From a functional viewpoint, there is very little that is missing for the use case I outlined above:

  • Kirchensteuer is dependant on whether you are a member of a church and your location. There has to be some configuration, probably in a new view.

There are a few things that would be nice to have:

  • The last values should be saved and reloaded after the app start.
  • In order to calculate GWV for car use there are some standard rules. Instead of entering the final value, the way this is calculated should be made available .. another configuration view.

After that, the improvements are not so obvious:

  • make the interface prettier (icon, title bar, colors)
  • use better formatting of the values (separators, currency symbol)
  • instead of individual labels and fields try out a table-based view (should look “nicer” and also offer an easier way to integrate the configuration views)
  • explore a subview with ads in order to monetize the app (instead of selling it)
  • explore alternatives for smarter entry of values (instead of keyboard, use dials and/or gestures)

The last item is especially important for me, as I want to develop apps that make good use of the iPhone’s capabilities. In my view, today there is not much use for simple data entry iPhone apps that could just be a web form. In order to delight the user, you have to be able to make things better, easier and unique to stand out from the crowd of apps in the app store. This may be tricky for a “boring” tax app, and you also have to find a balance between “clever” and “easy to use”, but I’m willing to explore these areas and see what I can come up with.

I’ll post some news once I’ve improved the “raw” app I have now.

Discussing an iPhone App: Settlers of Catan

October 4, 2010 by · Leave a Comment
Filed under: English, iOS 

Over the last weeks, I’ve been thinking about starting some development for the iPhone. There are some ideas in my head of what I could do, but nothing specific yet. Only thing that I’m sure is that I don’t want to do another “me too” program, but something that really uses the iPhone’s strengths.

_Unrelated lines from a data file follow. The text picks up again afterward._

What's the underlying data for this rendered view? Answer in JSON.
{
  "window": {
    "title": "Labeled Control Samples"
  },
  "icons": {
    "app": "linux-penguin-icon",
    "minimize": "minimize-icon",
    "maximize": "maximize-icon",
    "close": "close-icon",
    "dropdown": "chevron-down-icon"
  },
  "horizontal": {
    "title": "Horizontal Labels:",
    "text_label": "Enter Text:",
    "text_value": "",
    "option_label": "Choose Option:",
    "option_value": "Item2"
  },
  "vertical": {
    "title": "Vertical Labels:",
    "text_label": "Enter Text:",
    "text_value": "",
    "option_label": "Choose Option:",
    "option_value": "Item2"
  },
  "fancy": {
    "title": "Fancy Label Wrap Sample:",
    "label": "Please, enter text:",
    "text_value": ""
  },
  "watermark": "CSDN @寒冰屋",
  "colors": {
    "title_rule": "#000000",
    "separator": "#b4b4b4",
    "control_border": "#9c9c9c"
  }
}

For example, a lot of mobile apps I see just let you enter data on the iPhone using the traditional “keyboard” and “picker” methods. I’m pretty sure that some gestures may be helpful and allow for quicker entry. Also, oftentimes “guessing” from a GPS-location or time-of-day may offer some good default values. I hope that this will be a road that I’ll be able to explore a bit more.

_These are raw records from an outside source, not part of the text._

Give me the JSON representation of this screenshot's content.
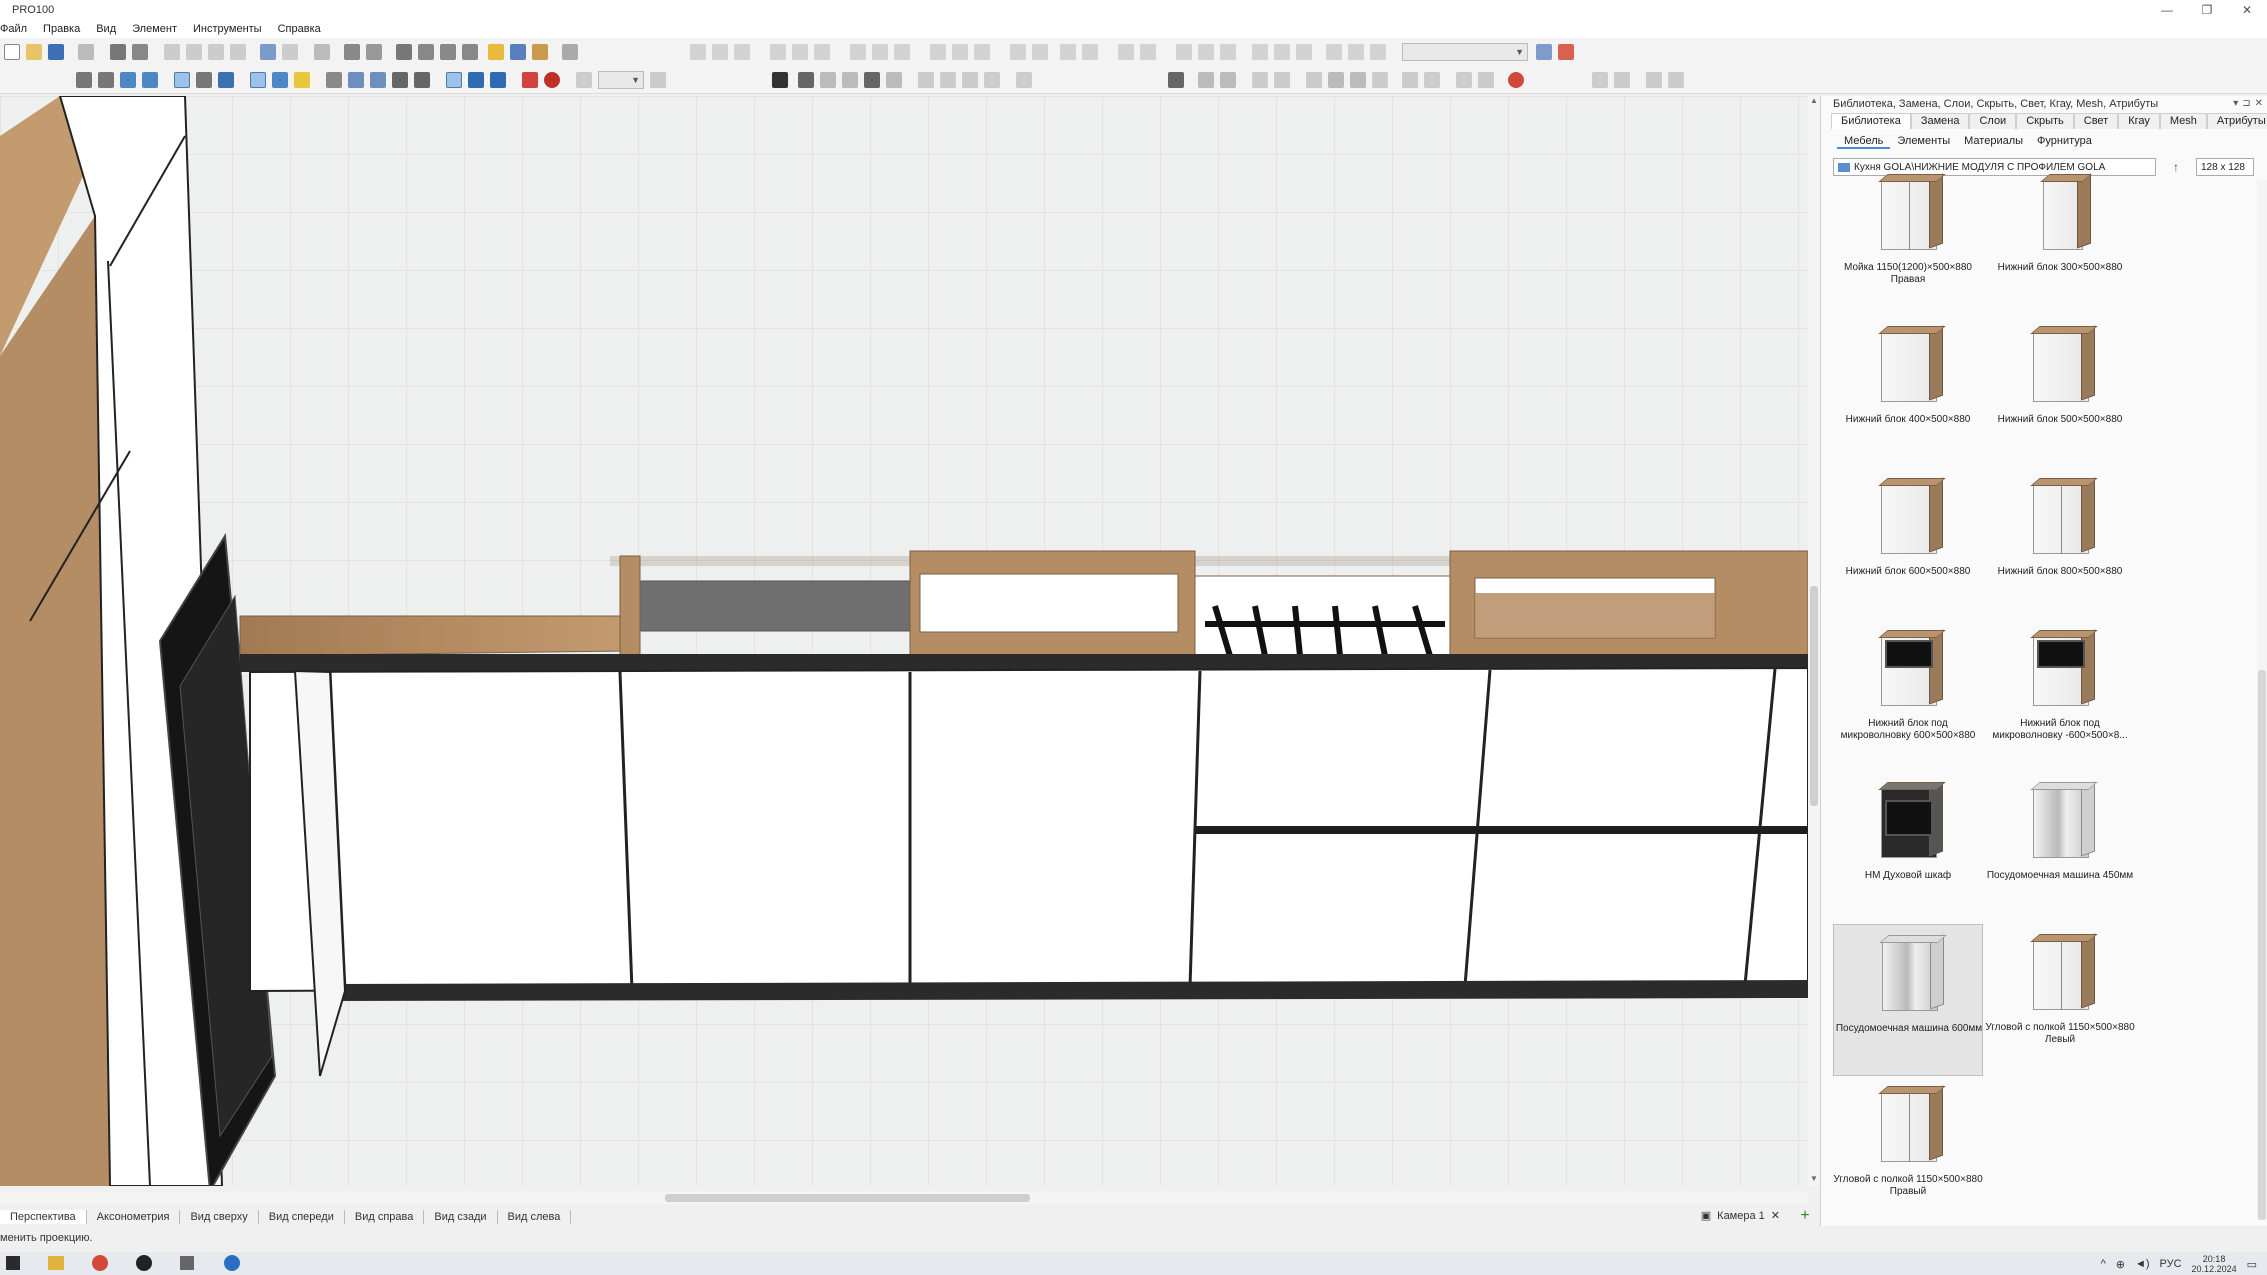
{
  "window": {
    "title": "PRO100",
    "controls": [
      "—",
      "❐",
      "✕"
    ]
  },
  "menu": [
    "Файл",
    "Правка",
    "Вид",
    "Элемент",
    "Инструменты",
    "Справка"
  ],
  "view_tabs": [
    "Перспектива",
    "Аксонометрия",
    "Вид сверху",
    "Вид спереди",
    "Вид справа",
    "Вид сзади",
    "Вид слева"
  ],
  "active_view_tab": "Перспектива",
  "camera_tab": {
    "label": "Камера 1",
    "close": "✕"
  },
  "add_tab": "+",
  "status": "менить проекцию.",
  "panel": {
    "title": "Библиотека, Замена, Слои, Скрыть, Свет, Кгау, Mesh, Атрибуты",
    "tabs": [
      "Библиотека",
      "Замена",
      "Слои",
      "Скрыть",
      "Свет",
      "Кгау",
      "Mesh",
      "Атрибуты"
    ],
    "active_tab": "Библиотека",
    "subtabs": [
      "Мебель",
      "Элементы",
      "Материалы",
      "Фурнитура"
    ],
    "active_subtab": "Мебель",
    "path": "Кухня GOLA\\НИЖНИЕ МОДУЛЯ С ПРОФИЛЕМ GOLA",
    "thumb_size": "128 x 128",
    "items": [
      {
        "label": "Мойка 1150(1200)×500×880 Правая",
        "kind": "corner"
      },
      {
        "label": "Нижний блок 300×500×880",
        "kind": "narrow"
      },
      {
        "label": "Нижний блок 400×500×880",
        "kind": "single"
      },
      {
        "label": "Нижний блок 500×500×880",
        "kind": "single"
      },
      {
        "label": "Нижний блок 600×500×880",
        "kind": "single"
      },
      {
        "label": "Нижний блок 800×500×880",
        "kind": "double"
      },
      {
        "label": "Нижний блок под микроволновку 600×500×880",
        "kind": "micro"
      },
      {
        "label": "Нижний блок под микроволновку -600×500×8...",
        "kind": "micro"
      },
      {
        "label": "НМ Духовой шкаф",
        "kind": "oven"
      },
      {
        "label": "Посудомоечная машина 450мм",
        "kind": "steel"
      },
      {
        "label": "Посудомоечная машина 600мм",
        "kind": "steel",
        "selected": true
      },
      {
        "label": "Угловой с полкой 1150×500×880 Левый",
        "kind": "corner"
      },
      {
        "label": "Угловой с полкой 1150×500×880 Правый",
        "kind": "corner"
      }
    ]
  },
  "taskbar": {
    "lang": "РУС",
    "time": "20:18",
    "date": "20.12.2024"
  },
  "colors": {
    "wood": "#b58d64",
    "counter_dark": "#2b2b2b",
    "grid_line": "#e2d3c4",
    "panel_select": "#e4e4e4"
  }
}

Because of all of this, I’ve been paying closer to attention to things I like and dislike about some of the apps and games I’m using.

I like playing the occasional game on the iPhone, and in the last few weeks I was playing a lot of Siedler of Catan (Settlers of Catan in English). Just to be sure: The adaption of the board game is done quite well, the computer players have different strengths, so the game provides fun and entertainment for a long time. Well spent 4€ (or 5$)!

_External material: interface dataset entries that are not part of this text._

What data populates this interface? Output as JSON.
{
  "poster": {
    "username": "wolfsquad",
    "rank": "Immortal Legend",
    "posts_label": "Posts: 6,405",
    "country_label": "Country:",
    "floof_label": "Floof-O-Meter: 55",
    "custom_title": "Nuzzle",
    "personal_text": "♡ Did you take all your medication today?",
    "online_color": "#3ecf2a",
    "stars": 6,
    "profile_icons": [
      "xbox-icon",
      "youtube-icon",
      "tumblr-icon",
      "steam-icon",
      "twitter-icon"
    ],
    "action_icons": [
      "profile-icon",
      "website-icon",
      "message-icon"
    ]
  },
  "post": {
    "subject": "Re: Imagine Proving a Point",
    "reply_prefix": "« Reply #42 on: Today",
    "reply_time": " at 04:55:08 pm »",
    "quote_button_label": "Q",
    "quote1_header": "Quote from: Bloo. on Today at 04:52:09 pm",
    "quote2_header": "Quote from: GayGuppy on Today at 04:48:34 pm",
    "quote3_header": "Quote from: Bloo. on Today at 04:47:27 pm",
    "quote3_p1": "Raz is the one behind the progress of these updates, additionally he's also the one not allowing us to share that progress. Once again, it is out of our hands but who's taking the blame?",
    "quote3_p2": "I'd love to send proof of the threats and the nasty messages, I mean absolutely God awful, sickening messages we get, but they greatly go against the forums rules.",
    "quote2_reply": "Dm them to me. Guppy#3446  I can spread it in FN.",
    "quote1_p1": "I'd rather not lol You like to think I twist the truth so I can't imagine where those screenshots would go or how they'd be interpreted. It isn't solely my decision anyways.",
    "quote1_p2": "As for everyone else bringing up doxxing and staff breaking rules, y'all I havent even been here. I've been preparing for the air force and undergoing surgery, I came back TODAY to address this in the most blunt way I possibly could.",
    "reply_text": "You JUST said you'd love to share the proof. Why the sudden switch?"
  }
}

However, there are a few issues that I have. The start of the game features an elaborate animation .. but there is no way I have found to get straight into the game. So every time you start the app, after waiting a few seconds for the animation to load, you get the start of the animation

IMG_0001 After tapping on the screen, you get another splash screen:

IMG_0007where the game even tells you to tap the screen (“Bitte Bild berühren”). Then you get the main game menu

IMG_0005 where you can hit “Spiel  fortsetzen” to continue the ongoing game.

That’s three useless taps (and probably 10 seconds of time) that I would consider bad style for an iPhone app. (It’s okay for a PC game, but not for an iPhone app that gets frequently stopped and restarted.)

There are a few other examples where a bit more thinking would have helped create a better experience. For example in this screen you have only three options, but the graphics don’t fit the screen so there may be some scrolling involved:

IMG_0003 With just some more work, the graphics would fit the screen. Also, swiping doesn’t really work here, instead you have to use the provided arrows.

I’m sure that these issues arise from trying to be consistent with other versions of the same game, but I would think that some more care should have been taken while adapting the game to the iPhone.

So five stars for the basic game, but only one star for the iPhone adaption.